In partnership with the National Initiative for the Care of the Elderly, the U of T’s Institute for Life Course and Aging is showcasing the Wisdom Photo Project, a series of 50 photos of seniors from across Canada that explores the ideas of aging positively and combatting ageism at the Factor-Inwentash Faculty of Social Work.
For the history buffs
Get a quick history lesson at Queen’s Park with the Canada by Treaty exhibit. Co-curated by Heidi Bohaker, an associate professor of history, Laurie Bertram, an assistant professor of history, and James Bird, an undergraduate student, the exhibit combines maps, paintings and photos to illustrate how Canada was formed through legal agreements with Indigenous peoples.
(Photo by Diana Tyszko)
Want more history? The Struggle and Story: Canada in Print exhibit at the Thomas Fisher Rare Book Library presents the tumultuous journey Canada has taken in its attempt to become a more peaceful and inclusive nation through a collection of historical documents.
An illustration of Louis Riel in the magazine, Canadian Pictorial & Illustrated War News, is among the documents in the Struggle and Story: Canada in Print exhibit (photo by Romi Levine).

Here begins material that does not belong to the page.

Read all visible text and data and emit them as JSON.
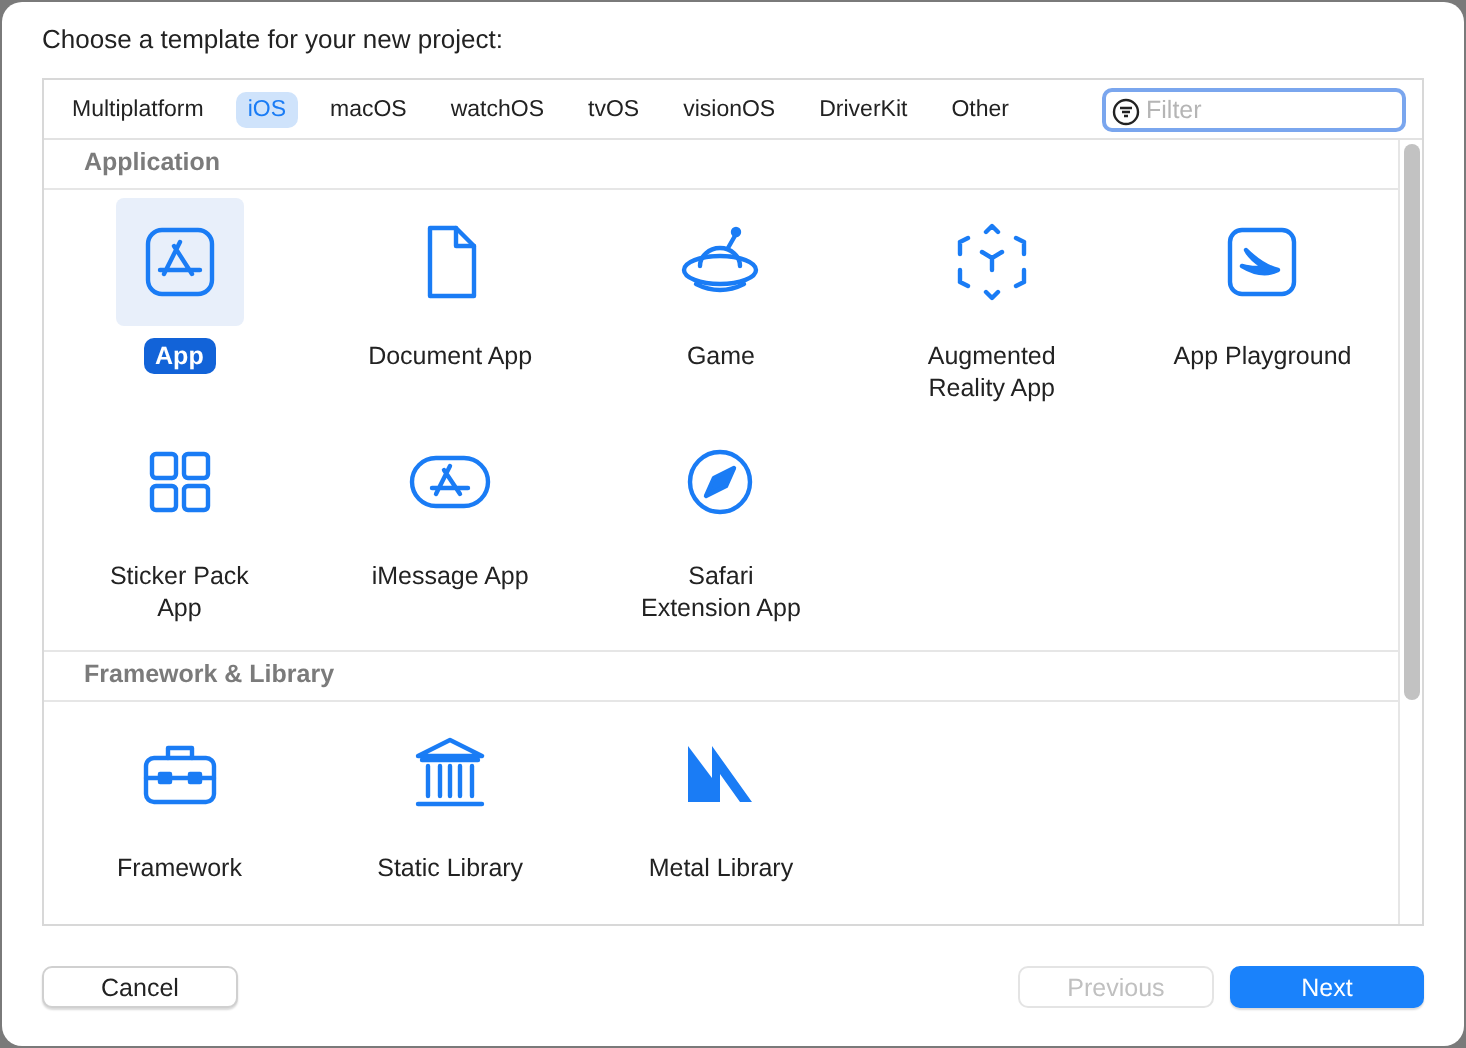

The U of T Libraries has also created U of T Showcase, 150, an interactive online timeline which highlights some of the unique holdings at the campus archives and special collections from the past century and a half.
For the poets…and for everyone else
If you find you have a few minutes to sit quietly and reflect, read Parliamentary Poet Laureate George Elliot Clarke’s Anthem for Liberty’s Champions. In the poem, the U of T professor of English highlights the “[u]nsung champions” who have made the sesquicentennial possible.
Canadian Geographic also invited Clarke to pen a piece of prose about the stonework at the parliament buildings in Ottawa to run alongside a series of photos by Toronto photographer Peter Andrew Lusztyk.
For the fireworks futurists
Arrowonics is a company spawned from the lab of Professor Hugh Liu at the Insititute for Aerospace Studies at U of T. The company CEO is Everett Findlay, one of Liu’s former graduate students.